If you’re not familiar with the insanely popular Loot Crate, we’ll fill you in: it’s a subscription service where you pay a monthly fee and every month a box turns up at your door.

What’s in the box? It’s a mystery, the only way you can find out is by opening it (or watching an unboxing video, which has become it’s own genre on Youtube). The only aspect tying the contents together are general nerd and geek culture, so expect videogames, cult movie and comic paraphernalia.

Since Loot Crate doesn’t officially ship to our sunny shores, local ingenuity has stepped forward and two full-time students university students from Cape Town have filled the gap. The very first shipment of their ‘Geek Crate’ went out this month, and we got our hands on it.

Here’s what’s inside, what we thought of it, and if it’s worth the money.

What’s in the box?

Geek Crate

The first worry was the box. It’s plainness was fine with us – rather spend the budget on contents than packaging, but it was quite small and light. This is good for delivery, though, as its cost is included in the base of each crate.

The outside only has two stickers with the Geek Crate logo and details, while the inside shows off the sponsors and a nice little joke (opinions differ on that joke’s quality – ed.).

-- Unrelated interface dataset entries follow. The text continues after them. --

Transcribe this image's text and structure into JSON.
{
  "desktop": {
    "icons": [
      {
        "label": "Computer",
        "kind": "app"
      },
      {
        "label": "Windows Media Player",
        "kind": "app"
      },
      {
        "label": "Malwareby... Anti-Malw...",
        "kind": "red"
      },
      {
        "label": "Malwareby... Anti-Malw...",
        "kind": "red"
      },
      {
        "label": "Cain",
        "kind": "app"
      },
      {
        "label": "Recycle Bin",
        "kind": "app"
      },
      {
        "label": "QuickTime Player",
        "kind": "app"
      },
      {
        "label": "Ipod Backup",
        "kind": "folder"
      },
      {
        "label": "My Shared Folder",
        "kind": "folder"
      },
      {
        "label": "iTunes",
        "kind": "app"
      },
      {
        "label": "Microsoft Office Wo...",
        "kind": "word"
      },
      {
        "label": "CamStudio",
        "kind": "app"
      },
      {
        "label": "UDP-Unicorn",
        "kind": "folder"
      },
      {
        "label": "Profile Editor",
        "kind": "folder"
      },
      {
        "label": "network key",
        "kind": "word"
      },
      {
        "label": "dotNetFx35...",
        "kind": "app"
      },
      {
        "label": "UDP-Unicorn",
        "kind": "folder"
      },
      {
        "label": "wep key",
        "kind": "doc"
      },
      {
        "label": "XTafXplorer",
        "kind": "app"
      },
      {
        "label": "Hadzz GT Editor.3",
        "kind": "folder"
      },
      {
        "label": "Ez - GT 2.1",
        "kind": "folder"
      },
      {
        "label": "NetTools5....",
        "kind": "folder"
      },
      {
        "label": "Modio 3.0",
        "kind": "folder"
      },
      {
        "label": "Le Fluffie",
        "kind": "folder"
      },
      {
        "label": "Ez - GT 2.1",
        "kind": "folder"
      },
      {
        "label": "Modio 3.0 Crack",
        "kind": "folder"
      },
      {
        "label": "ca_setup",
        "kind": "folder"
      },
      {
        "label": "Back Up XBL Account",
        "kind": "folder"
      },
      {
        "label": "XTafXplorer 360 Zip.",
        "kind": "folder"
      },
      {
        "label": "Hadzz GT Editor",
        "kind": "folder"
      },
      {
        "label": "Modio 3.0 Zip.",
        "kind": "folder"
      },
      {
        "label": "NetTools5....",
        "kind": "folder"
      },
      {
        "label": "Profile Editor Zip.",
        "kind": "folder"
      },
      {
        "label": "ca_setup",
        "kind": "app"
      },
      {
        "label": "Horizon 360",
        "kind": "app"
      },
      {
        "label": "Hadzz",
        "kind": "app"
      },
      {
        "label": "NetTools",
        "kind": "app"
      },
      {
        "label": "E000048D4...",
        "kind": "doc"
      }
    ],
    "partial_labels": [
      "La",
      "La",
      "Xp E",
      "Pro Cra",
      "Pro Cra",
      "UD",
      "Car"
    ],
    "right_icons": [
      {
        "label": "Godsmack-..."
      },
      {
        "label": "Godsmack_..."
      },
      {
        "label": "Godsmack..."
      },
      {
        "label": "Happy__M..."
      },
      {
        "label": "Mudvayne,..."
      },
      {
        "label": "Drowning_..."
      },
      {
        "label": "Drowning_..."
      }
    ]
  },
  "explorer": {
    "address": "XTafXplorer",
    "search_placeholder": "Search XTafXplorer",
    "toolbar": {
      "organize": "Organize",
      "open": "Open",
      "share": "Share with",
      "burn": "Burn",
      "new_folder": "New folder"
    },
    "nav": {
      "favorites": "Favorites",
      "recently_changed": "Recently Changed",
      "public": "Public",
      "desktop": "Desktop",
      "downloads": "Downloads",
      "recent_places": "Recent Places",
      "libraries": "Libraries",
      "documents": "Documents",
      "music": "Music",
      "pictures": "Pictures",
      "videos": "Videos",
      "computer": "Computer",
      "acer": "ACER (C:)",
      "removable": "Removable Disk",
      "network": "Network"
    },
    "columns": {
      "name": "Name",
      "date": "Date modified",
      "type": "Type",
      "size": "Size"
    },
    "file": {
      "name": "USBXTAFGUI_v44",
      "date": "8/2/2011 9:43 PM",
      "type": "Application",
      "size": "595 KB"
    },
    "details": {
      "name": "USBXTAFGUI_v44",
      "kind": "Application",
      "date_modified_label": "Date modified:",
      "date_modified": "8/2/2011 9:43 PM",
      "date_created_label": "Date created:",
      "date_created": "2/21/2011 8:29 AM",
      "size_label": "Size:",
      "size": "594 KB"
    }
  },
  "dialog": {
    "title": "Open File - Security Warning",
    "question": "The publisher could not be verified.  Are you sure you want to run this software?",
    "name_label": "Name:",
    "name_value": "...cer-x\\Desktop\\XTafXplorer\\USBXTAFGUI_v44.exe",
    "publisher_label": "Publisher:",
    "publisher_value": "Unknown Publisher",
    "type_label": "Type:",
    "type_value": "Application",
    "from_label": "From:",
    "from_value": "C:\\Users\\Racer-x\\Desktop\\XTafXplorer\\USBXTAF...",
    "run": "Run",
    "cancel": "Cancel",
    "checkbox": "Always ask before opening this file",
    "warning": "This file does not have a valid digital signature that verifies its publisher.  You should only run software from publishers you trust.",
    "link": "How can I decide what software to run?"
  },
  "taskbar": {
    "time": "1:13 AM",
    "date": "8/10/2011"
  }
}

The Loot

Top Trumps [Marvel or DC]

Geek Crate

First off is a mini-set of superhero-themed Top Trumps which will either feature Marvel or DC. The set only comes with 19 cards, which is very disappointing as the ones we did get were both of high quality card and print, with a vintage art style and patina.

Zang Caffeinated Milk Chocolates

Geek Crate

For some (literal) local flavour, Zang Chocolate comes from Cape Town and does what it says on the wrapper: provides you with chocolate and caffeine.  You get two 14g pieces in the box. While we do prefer non-perishable items in products that have to be shipped, our chocolate was fine and hadn’t melted as the detail of the”Day of the Dead” pattern in the bar was perfect.

Geek Crate T-shirt

Geek Crate

While of high quality, the T-shirt included in the Geek Crate was too small for anyone in the office; pro-tip: remember to enter the right size when signing up). The material is soft (if not a bit thin) and the print is finely detailed. Our only complaint, aside from the fact that no-one in the office could wear it, is the rather lacklustre design. We hope future shirts have more imagination.

Comic Book

Geek Crate

A full, monthly comic book also found its way into the box. We definitely appreciated this being the first issue and not #134 or something ridiculous. We’re not going to turn this story into a review of this comic, but receiving the first issue is a nice way to give you a taste of the story.

Warhammer Miniatures 

Geek Crate

This is certainly something we definitely didn’t expect. Not only are Games Workshop (the creators of Warhammer) products hard to come by in South Africa, but they are also astronomically expensive.

This is definitely the big ticket item here (despite the tiny size) and if you have the time, dedication and patience to build and paint them, they could look something like this.

Geek Crate Magazine

Geek Crate

The included magazine has a few functions. While providing information about Geek Crate as well as the products inside the box, it also features a comic, “The Temporary People“, which began life as a program for a stage play and morphed into an ongoing series. We did enjoy reading about the history of the comic, but the comic itself was four pages in length and we could skim through it in practically no time at all.

Conclusion

So is Geek Crate worth your money? At R300 per box at its most expensive (a three-month subscription with no discounts), it is difficult to recommend Geek Crate based on this first box. The cheapest you can expect is R275 for a 12-month subscription, which doesn’t include any discounts or the referral program.

While we did like what was in the box, especially the Warhammer miniatrures (and we may be biased because we’re Warhammer nerds), there just wasn’t enough.

But, like Loot Crate, Geek Crate will (hopefully) get better as it matures, just like Loot Crate did. We’ll be watching this South African product to see where it goes in the future. If you’d like your own Geek Crate, we have a discount code for you below:

  • Register here
  • Code: HTXTAFRICA
  • Discount: 15% off your first crate when purchasing a subscription
  • Valid until: 10/11/2015